Water Availability in the Child and Adult Care Food Program
|DATE:||Aug. 5, 2016|
|POLICY MEMO:||CACFP 20-2016|
|SUBJECT:||Water Availability in the Child and Adult Care Food Program|
This memorandum explains the water requirements in the Child and Adult Care Food Program (CACFP) and supersedes CACFP 20-2011, Child Nutrition Reauthorization 2010: Water Availability in the Child and Adult Care Food program.
The Healthy, Hunger-Free Kids Act of 2010 (the Act), PL 111-296, amended section 221 of the Richard B. Russell National School Lunch Act (NSLA), 42 U.S.C. 1766(u), to require that CACFP providers make potable water available to children. Subsequently, the U.S. Department of Agriculture’s (USDA) Food and Nutrition Service (FNS) issued the memorandum CACFP 20-2011 Child Nutrition Reauthorization 2010: Water Availability in the Child and Adult Care Food Program on May 11, 2011. That memorandum required that child care centers and day care homes make water available to children upon request throughout the day.
The Act further amended section 17 of the NSLA to require USDA to update the CACFP meal pattern requirements to make them consistent with (a) the most recent version of the Dietary Guidelines for Americans, (b) the most recent relevant nutrition science, and (c) appropriate authoritative scientific agency and organization recommendations. On April 25, 2016, FNS published the final rule “Child and Adult Care Food Program: Meal Pattern Revisions Related to the Healthy, Hunger-Free Kids Act” (81 FR 24348) to update the CACFP meal patterns in 7 CFR 226.20. This final rule codified the water requirement outlined in the memorandum CACFP 20-2011 under 7 CFR 226.25(i), which, as stated above, required that child care centers and day care homes make water available to children upon request throughout the day. The final rule also expanded the water requirement to mandate that starting Oct. 1, 2017, child care centers and day care homes must also offer water to children throughout the day. FNS added the additional requirement to offer water in recognition that the majority of the CACFP participants are very young children and may not be able to or know how to request it themselves. These requirements to make water available and offer water throughout the day do not apply to adult day care centers; however, adult day care centers are encouraged to ensure drinking water is offered and made available to adult participants throughout the day. This memorandum provides guidance on how to offer and make water available to children participating in the CACFP.
The 2015-2020 Dietary Guidelines for Americans recommend that water be consumed daily, but do not establish a daily minimum intake for water consumption. Water can help children stay hydrated and healthy, particularly when chosen as an alternative to sugar-sweetened beverages. Child care centers and day care homes can make water available to children in a variety of ways, including having cups available next to the kitchen sink faucet, having water pitchers and cups set out, or simply providing water if it should be requested. Child care centers and day care homes are not required to have water available for children to self-serve. Offering water means asking the children whether they would like water at different times throughout the day. For very young children, this may require visual cues such as showing the cup or pitcher while verbally offering the water.

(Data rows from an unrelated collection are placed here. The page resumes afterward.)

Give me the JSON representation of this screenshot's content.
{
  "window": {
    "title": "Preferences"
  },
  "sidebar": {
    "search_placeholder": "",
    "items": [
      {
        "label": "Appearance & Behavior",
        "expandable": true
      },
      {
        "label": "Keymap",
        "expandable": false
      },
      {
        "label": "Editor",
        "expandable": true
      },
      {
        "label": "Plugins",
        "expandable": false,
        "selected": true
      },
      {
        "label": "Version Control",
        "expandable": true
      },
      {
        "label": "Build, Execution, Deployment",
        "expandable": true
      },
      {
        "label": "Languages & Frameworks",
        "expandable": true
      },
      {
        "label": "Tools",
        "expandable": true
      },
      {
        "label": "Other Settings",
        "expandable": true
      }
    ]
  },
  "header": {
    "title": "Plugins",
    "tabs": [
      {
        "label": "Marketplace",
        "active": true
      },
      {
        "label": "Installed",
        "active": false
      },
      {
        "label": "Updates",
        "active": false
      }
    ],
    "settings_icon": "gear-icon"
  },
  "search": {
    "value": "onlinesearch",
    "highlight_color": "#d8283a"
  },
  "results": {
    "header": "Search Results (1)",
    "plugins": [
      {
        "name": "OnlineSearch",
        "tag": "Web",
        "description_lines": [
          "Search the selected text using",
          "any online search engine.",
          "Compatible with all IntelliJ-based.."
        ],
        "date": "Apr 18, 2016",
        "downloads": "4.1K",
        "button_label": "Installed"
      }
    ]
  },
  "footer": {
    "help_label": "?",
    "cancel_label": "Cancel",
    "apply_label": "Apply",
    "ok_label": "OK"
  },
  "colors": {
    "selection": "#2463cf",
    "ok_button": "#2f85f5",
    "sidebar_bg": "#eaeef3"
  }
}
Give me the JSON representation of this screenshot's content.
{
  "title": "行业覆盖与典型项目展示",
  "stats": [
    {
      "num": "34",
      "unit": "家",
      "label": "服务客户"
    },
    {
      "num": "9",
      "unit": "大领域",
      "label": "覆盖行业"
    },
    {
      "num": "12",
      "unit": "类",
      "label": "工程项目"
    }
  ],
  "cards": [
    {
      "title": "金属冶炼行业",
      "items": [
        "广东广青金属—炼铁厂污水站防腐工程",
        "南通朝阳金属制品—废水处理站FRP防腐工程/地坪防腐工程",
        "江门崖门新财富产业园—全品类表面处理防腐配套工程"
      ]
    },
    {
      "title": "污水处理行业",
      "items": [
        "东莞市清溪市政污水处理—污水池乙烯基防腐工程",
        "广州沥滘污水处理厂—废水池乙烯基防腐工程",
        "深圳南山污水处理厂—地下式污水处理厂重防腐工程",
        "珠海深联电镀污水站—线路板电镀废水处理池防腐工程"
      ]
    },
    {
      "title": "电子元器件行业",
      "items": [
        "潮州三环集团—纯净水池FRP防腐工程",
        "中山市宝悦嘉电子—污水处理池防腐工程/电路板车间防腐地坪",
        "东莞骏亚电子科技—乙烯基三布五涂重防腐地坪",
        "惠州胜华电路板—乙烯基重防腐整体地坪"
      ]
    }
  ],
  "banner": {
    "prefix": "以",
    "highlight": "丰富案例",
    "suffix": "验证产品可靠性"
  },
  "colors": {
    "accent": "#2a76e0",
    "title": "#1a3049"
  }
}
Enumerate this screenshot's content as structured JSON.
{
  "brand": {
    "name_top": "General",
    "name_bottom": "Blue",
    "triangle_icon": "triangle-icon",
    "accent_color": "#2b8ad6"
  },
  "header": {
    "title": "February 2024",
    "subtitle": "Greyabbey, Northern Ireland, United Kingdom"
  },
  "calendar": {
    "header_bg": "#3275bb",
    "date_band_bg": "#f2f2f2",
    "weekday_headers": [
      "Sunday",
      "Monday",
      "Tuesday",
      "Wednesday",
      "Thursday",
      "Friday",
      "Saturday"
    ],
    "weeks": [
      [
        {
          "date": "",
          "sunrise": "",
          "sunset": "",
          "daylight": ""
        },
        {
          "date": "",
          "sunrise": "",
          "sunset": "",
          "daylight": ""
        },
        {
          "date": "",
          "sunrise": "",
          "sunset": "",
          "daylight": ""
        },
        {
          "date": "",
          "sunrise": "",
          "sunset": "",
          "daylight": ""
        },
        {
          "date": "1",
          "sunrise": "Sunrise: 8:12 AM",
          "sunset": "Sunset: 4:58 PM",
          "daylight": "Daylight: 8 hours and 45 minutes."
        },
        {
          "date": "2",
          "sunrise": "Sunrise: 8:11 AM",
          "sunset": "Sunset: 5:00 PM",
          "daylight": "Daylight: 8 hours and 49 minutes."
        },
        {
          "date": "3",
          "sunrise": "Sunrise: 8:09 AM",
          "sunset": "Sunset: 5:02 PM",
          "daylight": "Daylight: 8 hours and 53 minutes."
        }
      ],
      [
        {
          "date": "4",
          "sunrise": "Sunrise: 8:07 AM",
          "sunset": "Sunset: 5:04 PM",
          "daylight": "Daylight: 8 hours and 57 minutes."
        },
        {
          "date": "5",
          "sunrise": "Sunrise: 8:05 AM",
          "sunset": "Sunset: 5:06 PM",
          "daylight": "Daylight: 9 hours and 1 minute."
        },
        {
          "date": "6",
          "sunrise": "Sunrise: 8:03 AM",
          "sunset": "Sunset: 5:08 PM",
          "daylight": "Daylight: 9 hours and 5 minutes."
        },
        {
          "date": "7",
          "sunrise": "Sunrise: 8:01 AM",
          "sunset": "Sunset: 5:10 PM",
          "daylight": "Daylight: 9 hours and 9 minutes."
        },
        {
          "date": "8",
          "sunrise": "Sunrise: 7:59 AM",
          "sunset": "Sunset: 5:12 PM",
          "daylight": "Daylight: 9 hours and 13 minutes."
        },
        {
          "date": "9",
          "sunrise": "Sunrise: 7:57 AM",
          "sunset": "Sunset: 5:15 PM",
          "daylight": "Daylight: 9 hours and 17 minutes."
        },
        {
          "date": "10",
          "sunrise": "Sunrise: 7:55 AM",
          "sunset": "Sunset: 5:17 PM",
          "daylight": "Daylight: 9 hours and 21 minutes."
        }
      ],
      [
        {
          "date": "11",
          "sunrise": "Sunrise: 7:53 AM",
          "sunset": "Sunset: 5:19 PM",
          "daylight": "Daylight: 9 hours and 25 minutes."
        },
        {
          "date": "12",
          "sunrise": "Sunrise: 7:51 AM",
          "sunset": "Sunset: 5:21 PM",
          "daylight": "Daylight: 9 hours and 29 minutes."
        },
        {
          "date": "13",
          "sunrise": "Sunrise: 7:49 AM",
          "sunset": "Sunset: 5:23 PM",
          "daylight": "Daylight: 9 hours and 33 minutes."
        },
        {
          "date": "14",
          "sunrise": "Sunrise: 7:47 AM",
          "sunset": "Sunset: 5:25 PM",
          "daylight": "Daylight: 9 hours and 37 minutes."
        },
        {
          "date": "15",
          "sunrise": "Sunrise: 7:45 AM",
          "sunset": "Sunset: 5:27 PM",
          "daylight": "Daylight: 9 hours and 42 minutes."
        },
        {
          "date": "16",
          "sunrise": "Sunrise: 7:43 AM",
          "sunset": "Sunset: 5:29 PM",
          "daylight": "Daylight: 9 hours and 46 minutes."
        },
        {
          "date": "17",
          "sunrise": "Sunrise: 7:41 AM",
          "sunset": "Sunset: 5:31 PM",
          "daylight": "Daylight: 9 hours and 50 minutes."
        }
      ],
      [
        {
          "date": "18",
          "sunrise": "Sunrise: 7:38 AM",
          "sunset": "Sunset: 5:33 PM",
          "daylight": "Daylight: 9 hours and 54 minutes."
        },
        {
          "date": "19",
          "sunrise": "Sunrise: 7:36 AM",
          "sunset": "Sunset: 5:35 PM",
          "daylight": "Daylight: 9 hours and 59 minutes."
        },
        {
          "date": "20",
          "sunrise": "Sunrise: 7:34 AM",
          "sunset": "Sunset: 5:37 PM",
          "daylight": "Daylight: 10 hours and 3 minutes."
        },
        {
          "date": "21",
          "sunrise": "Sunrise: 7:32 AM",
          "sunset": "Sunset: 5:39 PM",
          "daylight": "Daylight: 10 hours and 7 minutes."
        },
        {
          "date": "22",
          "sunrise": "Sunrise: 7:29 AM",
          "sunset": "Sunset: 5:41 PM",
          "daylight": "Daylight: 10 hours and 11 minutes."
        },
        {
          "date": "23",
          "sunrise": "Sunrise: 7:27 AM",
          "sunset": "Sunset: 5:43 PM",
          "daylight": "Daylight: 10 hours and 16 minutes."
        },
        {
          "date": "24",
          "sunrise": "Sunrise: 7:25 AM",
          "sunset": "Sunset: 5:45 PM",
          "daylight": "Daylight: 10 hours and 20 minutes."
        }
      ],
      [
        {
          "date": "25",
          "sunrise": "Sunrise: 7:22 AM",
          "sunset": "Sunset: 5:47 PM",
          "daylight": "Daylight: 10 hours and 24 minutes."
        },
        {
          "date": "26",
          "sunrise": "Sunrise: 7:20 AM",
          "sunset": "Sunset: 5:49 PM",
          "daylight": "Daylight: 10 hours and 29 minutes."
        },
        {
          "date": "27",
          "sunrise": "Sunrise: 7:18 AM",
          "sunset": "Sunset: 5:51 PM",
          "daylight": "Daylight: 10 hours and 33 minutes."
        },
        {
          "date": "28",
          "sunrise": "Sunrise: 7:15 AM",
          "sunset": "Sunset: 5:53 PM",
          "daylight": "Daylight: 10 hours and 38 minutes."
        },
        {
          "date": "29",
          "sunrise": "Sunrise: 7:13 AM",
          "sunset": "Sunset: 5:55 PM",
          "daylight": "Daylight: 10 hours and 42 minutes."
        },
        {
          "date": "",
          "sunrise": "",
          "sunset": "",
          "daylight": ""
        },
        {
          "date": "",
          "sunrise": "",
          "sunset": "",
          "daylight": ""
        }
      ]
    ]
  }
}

While drinking water must be made available to children during meal times, it does not have to be served alongside the meal. Water is not part of the reimbursable meal and may not be served instead of fluid milk. If water is offered during a meal, centers and day care homes should consider offering smaller amounts of water and keep in mind that children who drink too much liquid may feel too full to eat. FNS recommends serving water with snacks when no other beverage is being served, or when water can be served in lieu of other high calorie, sweetened beverages that are not creditable (e.g., juice drinks, soda, sports drinks). A good time to offer water more frequently might be during or after physical activity, on hot summer days, or cold winter months when the air is drier because of indoor heating. More ideas are available in FNS’ tip sheet Make Water Available Throughout the Day.
FNS expects that the CACFP water requirements can be instituted with no or very low cost. However, circumstances may arise in which safe water is not readily available in a facility. In these instances, purchasing water for children may be considered a reasonable and allowable cost for participating facilities. The purchasing of water will continue to be an unallowable cost if purchased for non-participant consumption. More information is available in policy memorandum SP 49-2016, CACFP 18-2016, Resources for Making Potable Water Available in Schools and Child Care Facilities, http://www.fns.usda.gov/sites/default/files/cn/SP49_CACFP18_2016os.pdf.
The provision to make potable water available to children throughout the day went into effect on May 11, 2011 via memorandum CACFP 20-2011. Child care centers and day care homes must be compliant with the requirement to offer water to children throughout the day by Oct. 1, 2017.
State agencies are reminded to distribute this information to program operators immediately. Program operators should direct any questions regarding this memorandum to the appropriate state agency. State agencies should direct questions to the appropriate FNS regional office.
Policy and Program Development Division
Child Nutrition Programs
The contents of this guidance document do not have the force and effect of law and are not meant to bind the public in any way. This document is intended only to provide clarity to the public regarding existing requirements under the law or agency policies.